Monet Is My Church

17 Mar — 13 Apr 2017 at Gallery Dittrich & Schlechtriem in Berlin, Germany

18 MARCH 2017
Monet Is My Church, Exhibition view. Courtesy of Dittrich & Schlechtriem
Monet Is My Church, Exhibition view. Courtesy of Dittrich & Schlechtriem

Lars Dittrich and André Schlechtriem are pleased to present Monet Is My Church, a group show featuring Ivan Comas, Travis Lycar, Henning Strassburger, and Tyra Tingleff, opening March 16 and running though April 13, 2017. Reflecting on the current state of abstraction in contemporary practices, each of the four artists premieres new large-scale paintings conceived specifically for the four walls of the gallery. Monet Is My Church, a text pulled from a comment in an Instagram post picturing a woman standing in front Claude Monet’s Water Lilies at the Musée de l’Orangerie in Paris, considers the exalted space and often spiritual architecture around abstraction in light of the prevailing temporary and immaterial digital space of mobile screens. In the high and deep, subterranean, gallery space at Linienstraße 23, the paintings invite the viewer to now re-indulge in the reverence for the observable phenomenon of the medium and movement.

The landscape-format abstract paintings of Ivan Comas (b. Buenos Aires, Argentina, 1987) combine conventional painting techniques with the parallel process of digital printing. The oft-considered sacred space of painting is now fused with a synthetic intervention of technology. Comas manipulates an industrial printer to fix pictorial effects over a layered, water-paint base. Those marks relate to gesture and expression, implying representation as if the shapes on it were about to implode. The fetishized systems of painting and technology merge, creating the required altered state of perception to enlighten and exercise contemplation.

Travis Lycar (b. Gimli, Canada, 1980) presents twin paintings, scaled up to 300 x 280 cm each. Through the artist’s own reduplication of scale, mark, color, and process, the two works are inherently related and inevitably dissimilar. Employing a restrained palette and a slightly withdrawn application, Lycar questions what a painting could be when manifested out of a less technically influenced creative process, devoid of reference material and relying on aesthetic impulses that might lie dormant, like a recessive gene. Engaging the tone of abstraction as a pseudo-religion with a system of questions, doubt, and emotions to be understood then accomplished through a meditative practice.

An induced state of reading is further challenged by the imposition of the more digital palette and quick commercial-ready print surfaces of Henning Strassburger (b. Meißen, Germany, 1983). Bypassing the emotional or gestural methods of painting, Strassburger incorporates short free-form mark making with the nearly remarkable and seemingly graphical. Slight notions of text, icons, virtual spaces, and familiar realities sit on the surface of thinly coated canvas.
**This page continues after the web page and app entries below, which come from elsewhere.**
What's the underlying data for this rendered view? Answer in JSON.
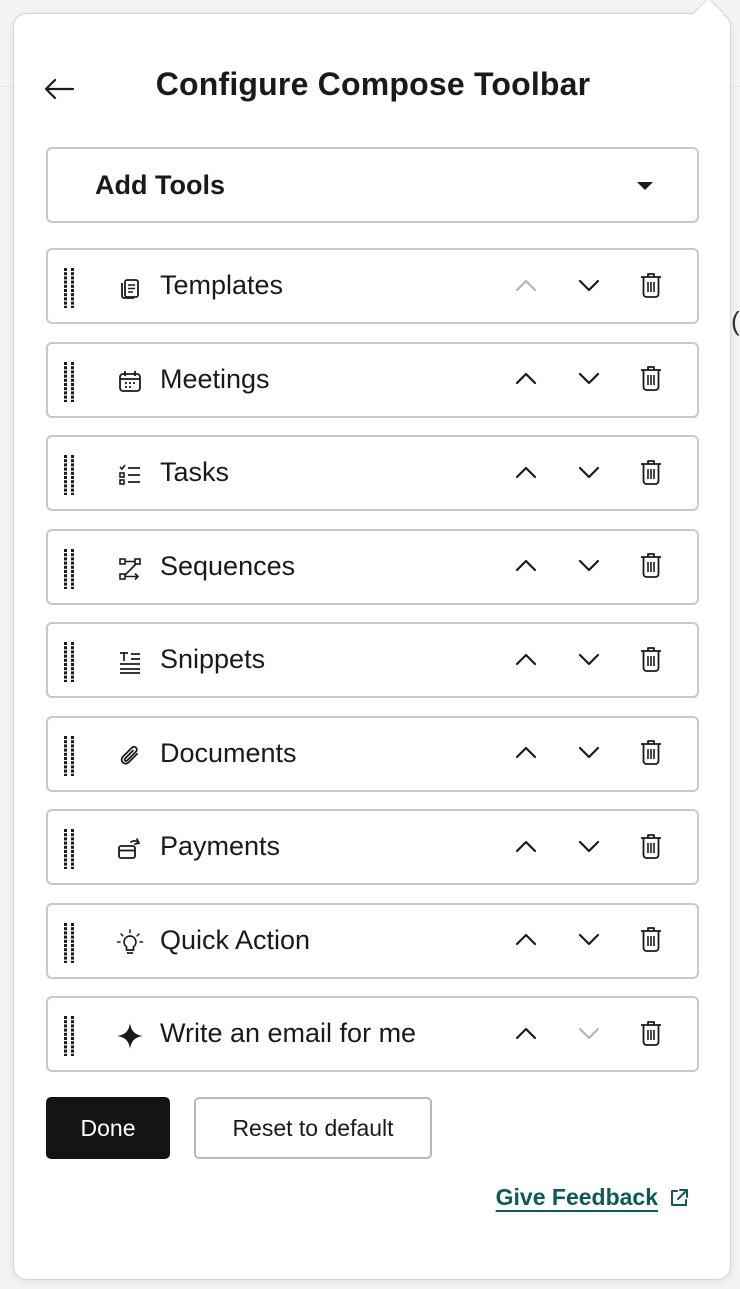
{
  "panel": {
    "title": "Configure Compose Toolbar"
  },
  "add_tools": {
    "label": "Add Tools"
  },
  "tools": [
    {
      "label": "Templates",
      "icon": "templates-icon",
      "up_disabled": true,
      "down_disabled": false
    },
    {
      "label": "Meetings",
      "icon": "calendar-icon",
      "up_disabled": false,
      "down_disabled": false
    },
    {
      "label": "Tasks",
      "icon": "checklist-icon",
      "up_disabled": false,
      "down_disabled": false
    },
    {
      "label": "Sequences",
      "icon": "sequence-icon",
      "up_disabled": false,
      "down_disabled": false
    },
    {
      "label": "Snippets",
      "icon": "snippet-icon",
      "up_disabled": false,
      "down_disabled": false
    },
    {
      "label": "Documents",
      "icon": "paperclip-icon",
      "up_disabled": false,
      "down_disabled": false
    },
    {
      "label": "Payments",
      "icon": "payment-card-icon",
      "up_disabled": false,
      "down_disabled": false
    },
    {
      "label": "Quick Action",
      "icon": "lightbulb-icon",
      "up_disabled": false,
      "down_disabled": false
    },
    {
      "label": "Write an email for me",
      "icon": "sparkle-icon",
      "up_disabled": false,
      "down_disabled": true
    }
  ],
  "buttons": {
    "done": "Done",
    "reset": "Reset to default"
  },
  "feedback": {
    "label": "Give Feedback"
  },
  "colors": {
    "primary_button": "#141414",
    "link": "#0c5c55",
    "border": "#c9c9c9",
    "disabled_icon": "#b5b5b5"
  }
}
Tyra Tingleff (b. Oslo, Norway, 1984) presents a pair of paintings that employ set strategies of abstraction, but at the same time convey an impression of an uncertain reality, a reality often mediated through the individual lens of the viewer and having various interpretations based on personal past experiences. In Monet Is My Church, Tingleff’s well-worked-over canvases can be perceived as either silent or noisy, or simultaneously confusing, not unlike an echo chamber or cave. The contending context conceals strict interpretations, allowing for distraction and tension. This space, where language is abstracted and absent, ultimately allows for a potentially more mystical path to meaning and understanding.